◆ What needs to be done
Whenever a line carries the word "Terex", pull it out of the entries.

>>>>>

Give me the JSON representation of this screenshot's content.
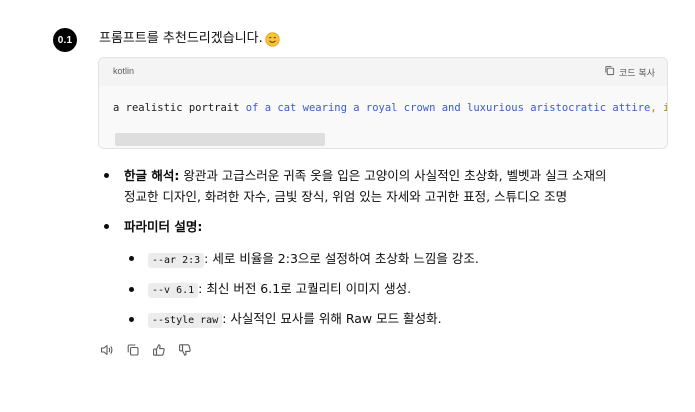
{
  "assistant": {
    "avatar_label": "0.1"
  },
  "message": {
    "intro": "프롬프트를 추천드리겠습니다."
  },
  "code_block": {
    "language": "kotlin",
    "copy_label": "코드 복사",
    "line_part1": "a realistic portrait ",
    "line_part2": "of a cat wearing a royal crown and luxurious aristocratic attire",
    "line_part3": ", int"
  },
  "bullets": [
    {
      "title": "한글 해석:",
      "text_line1": " 왕관과 고급스러운 귀족 옷을 입은 고양이의 사실적인 초상화, 벨벳과 실크 소재의",
      "text_line2": "정교한 디자인, 화려한 자수, 금빛 장식, 위엄 있는 자세와 고귀한 표정, 스튜디오 조명"
    },
    {
      "title": "파라미터 설명:"
    }
  ],
  "params": [
    {
      "code": "--ar 2:3",
      "text": ": 세로 비율을 2:3으로 설정하여 초상화 느낌을 강조."
    },
    {
      "code": "--v 6.1",
      "text": ": 최신 버전 6.1로 고퀄리티 이미지 생성."
    },
    {
      "code": "--style raw",
      "text": ": 사실적인 묘사를 위해 Raw 모드 활성화."
    }
  ],
  "actions": {
    "icons": [
      "speaker-icon",
      "copy-icon",
      "thumbs-up-icon",
      "thumbs-down-icon"
    ]
  }
}
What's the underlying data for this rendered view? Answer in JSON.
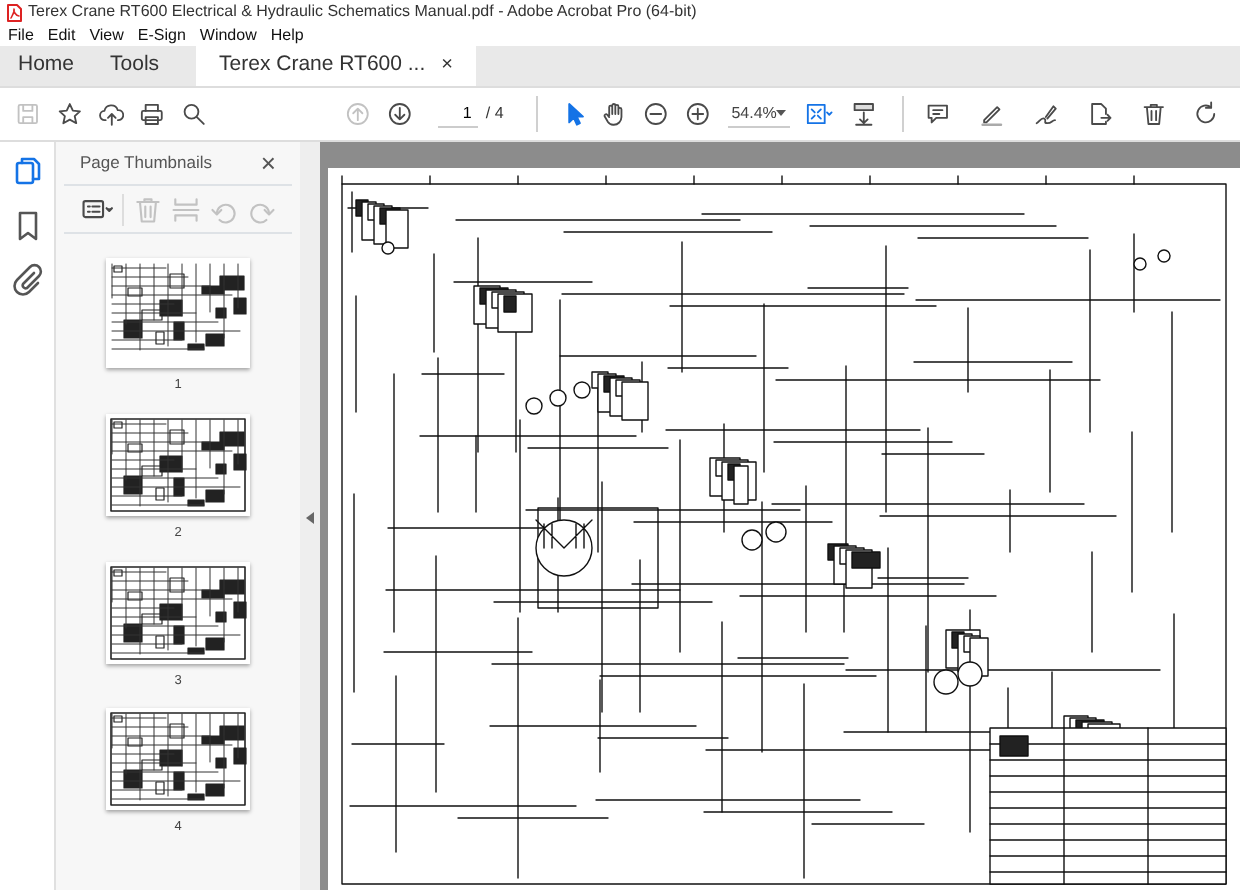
{
  "window": {
    "title": "Terex Crane RT600 Electrical & Hydraulic Schematics Manual.pdf - Adobe Acrobat Pro (64-bit)"
  },
  "menu": [
    "File",
    "Edit",
    "View",
    "E-Sign",
    "Window",
    "Help"
  ],
  "tabs": [
    {
      "label": "Home",
      "selected": false
    },
    {
      "label": "Tools",
      "selected": false
    },
    {
      "label": "Terex Crane RT600 ...",
      "selected": true,
      "close": "×"
    }
  ],
  "toolbar": {
    "groups": [
      {
        "items": [
          {
            "kind": "save",
            "disabled": true,
            "selected": false
          },
          {
            "kind": "star",
            "disabled": false,
            "selected": false
          },
          {
            "kind": "upload",
            "disabled": false,
            "selected": false
          },
          {
            "kind": "print",
            "disabled": false,
            "selected": false
          },
          {
            "kind": "search",
            "disabled": false,
            "selected": false
          }
        ]
      },
      {
        "items": [
          {
            "kind": "page-up",
            "disabled": true,
            "selected": false
          },
          {
            "kind": "page-down",
            "disabled": false,
            "selected": false
          },
          {
            "kind": "page",
            "value": "1",
            "total": "/ 4",
            "disabled": false,
            "selected": false
          },
          {
            "kind": "select",
            "disabled": false,
            "selected": true
          },
          {
            "kind": "hand",
            "disabled": false,
            "selected": false
          },
          {
            "kind": "zoom-out",
            "disabled": false,
            "selected": false
          },
          {
            "kind": "zoom-in",
            "disabled": false,
            "selected": false
          },
          {
            "kind": "zoom",
            "value": "54.4%",
            "disabled": false,
            "selected": false
          },
          {
            "kind": "fit",
            "disabled": false,
            "selected": false
          },
          {
            "kind": "scroll",
            "disabled": false,
            "selected": false
          }
        ]
      },
      {
        "items": [
          {
            "kind": "comment",
            "disabled": false,
            "selected": false
          },
          {
            "kind": "highlight",
            "disabled": false,
            "selected": false
          },
          {
            "kind": "sign",
            "disabled": false,
            "selected": false
          },
          {
            "kind": "export",
            "disabled": false,
            "selected": false
          },
          {
            "kind": "delete",
            "disabled": false,
            "selected": false
          },
          {
            "kind": "rotate",
            "disabled": false,
            "selected": false
          }
        ]
      }
    ]
  },
  "side_rail": [
    {
      "kind": "pages",
      "selected": true
    },
    {
      "kind": "bookmark",
      "selected": false
    },
    {
      "kind": "attachment",
      "selected": false
    }
  ],
  "thumbnails_panel": {
    "title": "Page Thumbnails",
    "close": "×",
    "tools": [
      {
        "kind": "options",
        "disabled": false
      },
      {
        "kind": "delete",
        "disabled": true
      },
      {
        "kind": "split",
        "disabled": true
      },
      {
        "kind": "undo",
        "disabled": true
      },
      {
        "kind": "redo",
        "disabled": true
      }
    ],
    "pages": [
      {
        "label": "1"
      },
      {
        "label": "2"
      },
      {
        "label": "3"
      },
      {
        "label": "4"
      }
    ]
  }
}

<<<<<

◆ Task answer
    "title": "Terex Crane RT600 Electrical & Hydraulic Schematics Manual.pdf - Adobe Acrobat Pro (64-bit)"
      "label": "Terex Crane RT600 ...",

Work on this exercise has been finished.